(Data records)
========================================
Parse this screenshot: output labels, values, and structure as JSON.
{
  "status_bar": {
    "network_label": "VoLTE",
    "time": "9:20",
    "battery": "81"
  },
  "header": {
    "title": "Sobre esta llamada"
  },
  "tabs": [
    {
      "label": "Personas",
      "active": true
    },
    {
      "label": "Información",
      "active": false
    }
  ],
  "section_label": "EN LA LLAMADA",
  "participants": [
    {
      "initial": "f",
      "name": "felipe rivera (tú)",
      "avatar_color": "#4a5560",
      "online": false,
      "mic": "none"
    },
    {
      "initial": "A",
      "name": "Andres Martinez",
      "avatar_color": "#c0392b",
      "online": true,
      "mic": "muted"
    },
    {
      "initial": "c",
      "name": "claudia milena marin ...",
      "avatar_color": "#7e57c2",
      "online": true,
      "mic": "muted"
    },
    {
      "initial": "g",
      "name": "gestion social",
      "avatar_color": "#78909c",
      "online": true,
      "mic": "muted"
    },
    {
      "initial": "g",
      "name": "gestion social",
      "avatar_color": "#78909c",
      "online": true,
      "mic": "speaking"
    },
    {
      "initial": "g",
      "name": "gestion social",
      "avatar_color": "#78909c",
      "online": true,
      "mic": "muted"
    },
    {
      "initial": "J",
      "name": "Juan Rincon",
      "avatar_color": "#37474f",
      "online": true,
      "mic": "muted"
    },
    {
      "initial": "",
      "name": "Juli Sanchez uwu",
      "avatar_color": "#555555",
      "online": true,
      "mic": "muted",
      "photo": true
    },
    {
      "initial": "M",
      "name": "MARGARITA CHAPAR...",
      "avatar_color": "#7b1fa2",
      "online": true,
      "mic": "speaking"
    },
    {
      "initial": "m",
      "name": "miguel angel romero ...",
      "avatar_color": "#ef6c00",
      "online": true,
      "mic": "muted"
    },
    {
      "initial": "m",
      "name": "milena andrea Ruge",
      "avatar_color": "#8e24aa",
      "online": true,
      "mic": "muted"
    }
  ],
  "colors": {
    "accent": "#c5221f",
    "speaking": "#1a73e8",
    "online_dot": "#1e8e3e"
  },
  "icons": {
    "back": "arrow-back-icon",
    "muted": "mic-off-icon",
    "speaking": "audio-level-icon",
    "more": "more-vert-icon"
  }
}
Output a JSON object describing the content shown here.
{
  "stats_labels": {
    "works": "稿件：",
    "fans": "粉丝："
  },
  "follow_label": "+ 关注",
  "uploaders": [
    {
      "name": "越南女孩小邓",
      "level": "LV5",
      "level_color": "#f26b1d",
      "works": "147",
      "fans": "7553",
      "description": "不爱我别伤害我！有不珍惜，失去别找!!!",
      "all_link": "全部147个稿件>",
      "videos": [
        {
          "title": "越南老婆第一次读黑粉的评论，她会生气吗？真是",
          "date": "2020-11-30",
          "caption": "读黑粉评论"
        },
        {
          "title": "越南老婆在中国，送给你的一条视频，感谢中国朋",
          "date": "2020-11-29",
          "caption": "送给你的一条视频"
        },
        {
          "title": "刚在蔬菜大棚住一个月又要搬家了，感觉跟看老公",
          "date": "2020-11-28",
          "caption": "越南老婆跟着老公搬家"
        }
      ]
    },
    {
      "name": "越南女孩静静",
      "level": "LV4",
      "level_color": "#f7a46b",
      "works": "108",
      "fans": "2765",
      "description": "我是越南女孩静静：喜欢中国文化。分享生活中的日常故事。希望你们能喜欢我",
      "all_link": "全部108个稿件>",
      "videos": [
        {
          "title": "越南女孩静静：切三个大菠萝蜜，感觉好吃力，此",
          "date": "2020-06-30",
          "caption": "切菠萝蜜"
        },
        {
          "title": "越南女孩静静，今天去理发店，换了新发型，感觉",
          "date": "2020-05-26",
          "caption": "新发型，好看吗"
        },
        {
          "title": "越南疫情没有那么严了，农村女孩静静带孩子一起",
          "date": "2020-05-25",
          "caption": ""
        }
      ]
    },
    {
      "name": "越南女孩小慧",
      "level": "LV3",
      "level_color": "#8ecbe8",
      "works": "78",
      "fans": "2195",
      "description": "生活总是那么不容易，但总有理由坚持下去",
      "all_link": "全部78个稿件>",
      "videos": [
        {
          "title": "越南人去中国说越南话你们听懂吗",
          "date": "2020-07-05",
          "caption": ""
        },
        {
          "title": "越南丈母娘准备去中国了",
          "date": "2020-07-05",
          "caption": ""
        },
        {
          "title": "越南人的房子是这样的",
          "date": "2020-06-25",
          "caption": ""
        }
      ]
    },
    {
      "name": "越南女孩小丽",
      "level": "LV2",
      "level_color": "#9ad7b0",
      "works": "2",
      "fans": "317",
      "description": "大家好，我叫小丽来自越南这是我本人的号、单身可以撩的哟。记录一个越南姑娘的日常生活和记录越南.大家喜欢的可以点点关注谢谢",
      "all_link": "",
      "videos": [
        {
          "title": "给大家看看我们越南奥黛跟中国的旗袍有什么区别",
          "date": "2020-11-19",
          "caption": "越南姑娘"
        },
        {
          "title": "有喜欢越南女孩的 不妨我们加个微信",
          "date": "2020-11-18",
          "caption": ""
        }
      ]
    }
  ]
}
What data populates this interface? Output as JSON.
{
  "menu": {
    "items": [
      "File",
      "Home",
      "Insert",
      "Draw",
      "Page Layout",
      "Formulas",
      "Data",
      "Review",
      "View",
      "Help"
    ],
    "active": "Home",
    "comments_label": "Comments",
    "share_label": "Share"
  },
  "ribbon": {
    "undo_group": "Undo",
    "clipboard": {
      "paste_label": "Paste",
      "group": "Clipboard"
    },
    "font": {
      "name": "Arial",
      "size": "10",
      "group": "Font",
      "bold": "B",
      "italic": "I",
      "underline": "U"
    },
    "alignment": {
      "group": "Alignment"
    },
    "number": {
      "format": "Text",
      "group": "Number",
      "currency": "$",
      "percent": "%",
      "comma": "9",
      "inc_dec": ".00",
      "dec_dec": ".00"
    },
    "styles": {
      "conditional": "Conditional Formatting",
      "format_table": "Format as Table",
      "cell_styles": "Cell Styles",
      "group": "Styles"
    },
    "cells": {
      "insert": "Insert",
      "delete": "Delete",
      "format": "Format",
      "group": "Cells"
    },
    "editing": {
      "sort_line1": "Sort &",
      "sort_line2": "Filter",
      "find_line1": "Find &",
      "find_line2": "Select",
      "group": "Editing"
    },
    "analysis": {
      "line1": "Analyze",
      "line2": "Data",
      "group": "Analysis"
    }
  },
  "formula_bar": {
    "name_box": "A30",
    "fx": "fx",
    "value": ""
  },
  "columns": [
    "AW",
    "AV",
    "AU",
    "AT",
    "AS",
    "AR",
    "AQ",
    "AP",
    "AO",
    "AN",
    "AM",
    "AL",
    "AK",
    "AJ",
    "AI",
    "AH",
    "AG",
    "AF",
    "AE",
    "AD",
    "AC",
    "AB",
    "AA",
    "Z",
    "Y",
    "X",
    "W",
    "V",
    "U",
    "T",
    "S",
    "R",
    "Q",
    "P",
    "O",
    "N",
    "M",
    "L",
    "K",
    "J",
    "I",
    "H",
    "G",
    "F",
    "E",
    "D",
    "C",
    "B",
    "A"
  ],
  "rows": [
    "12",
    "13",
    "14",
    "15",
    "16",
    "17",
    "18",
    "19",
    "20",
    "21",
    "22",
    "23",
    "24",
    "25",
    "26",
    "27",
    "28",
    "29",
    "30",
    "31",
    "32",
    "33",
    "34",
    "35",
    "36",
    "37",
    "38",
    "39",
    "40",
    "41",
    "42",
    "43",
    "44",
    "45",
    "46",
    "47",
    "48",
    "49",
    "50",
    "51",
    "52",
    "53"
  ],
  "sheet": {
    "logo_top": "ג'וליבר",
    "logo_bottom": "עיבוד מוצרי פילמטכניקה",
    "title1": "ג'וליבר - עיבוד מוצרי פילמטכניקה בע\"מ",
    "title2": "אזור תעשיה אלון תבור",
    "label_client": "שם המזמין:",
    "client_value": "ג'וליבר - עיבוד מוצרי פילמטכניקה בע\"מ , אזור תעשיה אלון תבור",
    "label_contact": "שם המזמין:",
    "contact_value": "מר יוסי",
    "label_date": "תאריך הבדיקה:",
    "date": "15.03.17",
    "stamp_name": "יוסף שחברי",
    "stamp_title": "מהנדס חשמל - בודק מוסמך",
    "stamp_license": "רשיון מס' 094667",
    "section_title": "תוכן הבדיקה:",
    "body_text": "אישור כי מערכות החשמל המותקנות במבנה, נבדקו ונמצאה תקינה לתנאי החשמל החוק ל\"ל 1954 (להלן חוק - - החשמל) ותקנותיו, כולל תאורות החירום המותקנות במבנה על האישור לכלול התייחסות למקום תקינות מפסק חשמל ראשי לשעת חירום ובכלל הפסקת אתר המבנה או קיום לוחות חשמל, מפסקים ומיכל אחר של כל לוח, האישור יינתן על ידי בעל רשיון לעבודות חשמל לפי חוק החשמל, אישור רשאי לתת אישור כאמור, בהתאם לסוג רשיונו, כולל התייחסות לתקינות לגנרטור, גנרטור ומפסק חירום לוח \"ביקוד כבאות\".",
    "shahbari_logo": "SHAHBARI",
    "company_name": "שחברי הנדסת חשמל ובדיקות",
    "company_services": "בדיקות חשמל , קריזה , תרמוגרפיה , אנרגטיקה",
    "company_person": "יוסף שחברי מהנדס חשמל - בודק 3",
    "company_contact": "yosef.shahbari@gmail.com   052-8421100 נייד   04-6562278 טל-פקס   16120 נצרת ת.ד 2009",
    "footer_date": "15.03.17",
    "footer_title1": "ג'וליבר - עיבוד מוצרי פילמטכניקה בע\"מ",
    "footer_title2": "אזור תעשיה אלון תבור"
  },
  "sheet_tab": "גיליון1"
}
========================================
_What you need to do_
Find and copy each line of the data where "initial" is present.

_Result of the task_
      "initial": "f",
      "initial": "A",
      "initial": "c",
      "initial": "g",
      "initial": "g",
      "initial": "g",
      "initial": "J",
      "initial": "",
      "initial": "M",
      "initial": "m",
      "initial": "m",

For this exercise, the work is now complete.